◆ **WHAT IS NEEDED**
What you return must be the full data, repeated verbatim, with no pictures in it.

◆ **RECORDS FOR THIS EXERCISE**
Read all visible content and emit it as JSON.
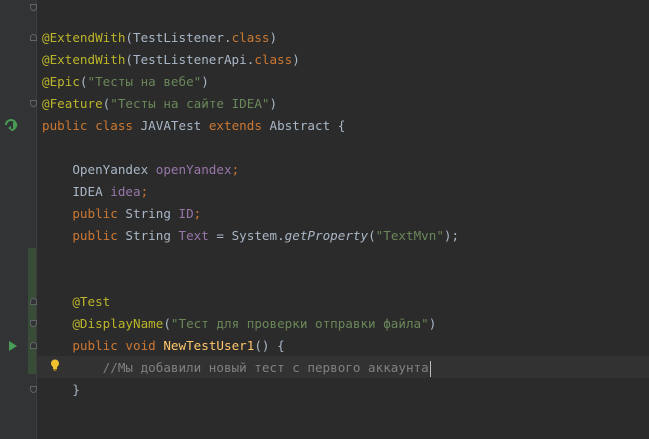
{
  "editor": {
    "lines": {
      "l1_a": "@ExtendWith",
      "l1_b": "(TestListener.",
      "l1_c": "class",
      "l1_d": ")",
      "l2_a": "@ExtendWith",
      "l2_b": "(TestListenerApi.",
      "l2_c": "class",
      "l2_d": ")",
      "l3_a": "@Epic",
      "l3_b": "(",
      "l3_c": "\"Тесты на вебе\"",
      "l3_d": ")",
      "l4_a": "@Feature",
      "l4_b": "(",
      "l4_c": "\"Тесты на сайте IDEA\"",
      "l4_d": ")",
      "l5_kw1": "public class ",
      "l5_name": "JAVATest ",
      "l5_kw2": "extends ",
      "l5_base": "Abstract {",
      "l6_type": "    OpenYandex ",
      "l6_field": "openYandex",
      "l6_semi": ";",
      "l7_type": "    IDEA ",
      "l7_field": "idea",
      "l7_semi": ";",
      "l8_kw": "    public ",
      "l8_type": "String ",
      "l8_field": "ID",
      "l8_semi": ";",
      "l9_kw": "    public ",
      "l9_type": "String ",
      "l9_field": "Text",
      "l9_eq": " = System.",
      "l9_call": "getProperty",
      "l9_open": "(",
      "l9_str": "\"TextMvn\"",
      "l9_close": ");",
      "l10_ann": "    @Test",
      "l11_ann": "    @DisplayName",
      "l11_open": "(",
      "l11_str": "\"Тест для проверки отправки файла\"",
      "l11_close": ")",
      "l12_kw": "    public void ",
      "l12_mth": "NewTestUser1",
      "l12_rest": "() {",
      "l13_cmt": "        //Мы добавили новый тест с первого аккаунта",
      "l14_brace": "    }"
    }
  },
  "icons": {
    "run_class": "run-test-class-icon",
    "run_method": "run-test-method-icon",
    "intention": "lightbulb-icon",
    "fold": "fold-marker-icon"
  },
  "colors": {
    "background": "#2b2b2b",
    "annotation": "#bbb529",
    "string": "#6a8759",
    "keyword": "#cc7832",
    "field": "#9876aa",
    "method": "#ffc66d",
    "comment": "#808080",
    "text": "#a9b7c6"
  }
}
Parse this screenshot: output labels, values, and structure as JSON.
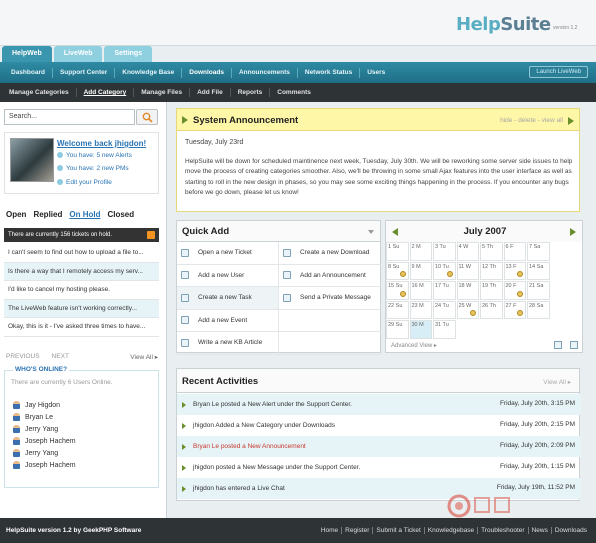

◆ **TASK OUTPUT**
Read all visible content and emit it as JSON.
{
  "editor": {
    "lines": {
      "l1_a": "@ExtendWith",
      "l1_b": "(TestListener.",
      "l1_c": "class",
      "l1_d": ")",
      "l2_a": "@ExtendWith",
      "l2_b": "(TestListenerApi.",
      "l2_c": "class",
      "l2_d": ")",
      "l3_a": "@Epic",
      "l3_b": "(",
      "l3_c": "\"Тесты на вебе\"",
      "l3_d": ")",
      "l4_a": "@Feature",
      "l4_b": "(",
      "l4_c": "\"Тесты на сайте IDEA\"",
      "l4_d": ")",
      "l5_kw1": "public class ",
      "l5_name": "JAVATest ",
      "l5_kw2": "extends ",
      "l5_base": "Abstract {",
      "l6_type": "    OpenYandex ",
      "l6_field": "openYandex",
      "l6_semi": ";",
      "l7_type": "    IDEA ",
      "l7_field": "idea",
      "l7_semi": ";",
      "l8_kw": "    public ",
      "l8_type": "String ",
      "l8_field": "ID",
      "l8_semi": ";",
      "l9_kw": "    public ",
      "l9_type": "String ",
      "l9_field": "Text",
      "l9_eq": " = System.",
      "l9_call": "getProperty",
      "l9_open": "(",
      "l9_str": "\"TextMvn\"",
      "l9_close": ");",
      "l10_ann": "    @Test",
      "l11_ann": "    @DisplayName",
      "l11_open": "(",
      "l11_str": "\"Тест для проверки отправки файла\"",
      "l11_close": ")",
      "l12_kw": "    public void ",
      "l12_mth": "NewTestUser1",
      "l12_rest": "() {",
      "l13_cmt": "        //Мы добавили новый тест с первого аккаунта",
      "l14_brace": "    }"
    }
  },
  "icons": {
    "run_class": "run-test-class-icon",
    "run_method": "run-test-method-icon",
    "intention": "lightbulb-icon",
    "fold": "fold-marker-icon"
  },
  "colors": {
    "background": "#2b2b2b",
    "annotation": "#bbb529",
    "string": "#6a8759",
    "keyword": "#cc7832",
    "field": "#9876aa",
    "method": "#ffc66d",
    "comment": "#808080",
    "text": "#a9b7c6"
  }
}
Parse this screenshot: output labels, values, and structure as JSON.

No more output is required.